7. It was then contended by Mr. Dhebar that the whole of the property in question was not let out. Only 65% of its total covered area was under the occupation of tenants. The rest was self-occupied, which, according to him, could easily be converted to commercial purposes. But, as discussed already, the details of the scheme for converting residential property into commercial are not available. A bare declaration that the property can be used as commercial is vague and does not assist us to form a correct opinion about the valuation of the property. In any case, it is clear that with 65% of the covered area being in possession of the tenants, the existing structures cannot be demolished. Nor can the existing rents be increased in view of the restrictions enacted by the Delhi Rent Control Act, 1958. The property, thereforee, has little attraction for a vendee, who may otherwise have plans to buy some property, in order to raise a multi-storeyed building on the site. Self-occupation of 35% of the covered area, thereforee, cannot be made use of by the revenue to enhance the value of the property from Rs. 5 lakhs to Rs. 10 lakhs. It is significant to note that there is complete absence of any instance of sale transaction after the area is alleged to have been declared commercial. We also notice that the Tribunal failed to give due weight to the inability of the landlord to 'get vacant possession of 65% of the covered area of the property in question.
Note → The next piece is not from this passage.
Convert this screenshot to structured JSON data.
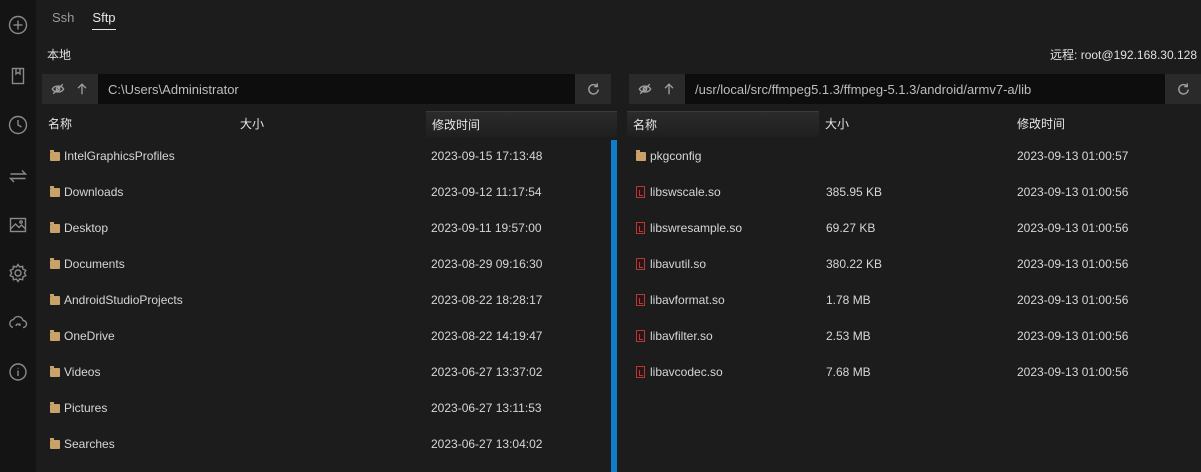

8. We, in these circumstances, are satisfied that there was no material before the Tribunal to determine the valuation of this property, i.e., 19, Barakhamba Road, New Delhi, at Rs. 10 lakhs on the valuation date, i.e., June 23, 1973. The question referred to us, thereforee, has to be and is answered in the negative, that is, in favor of the assessed and against the revenue.
9. In the peculiar circumstances of the case, however, we leave the parties to bear their own costs.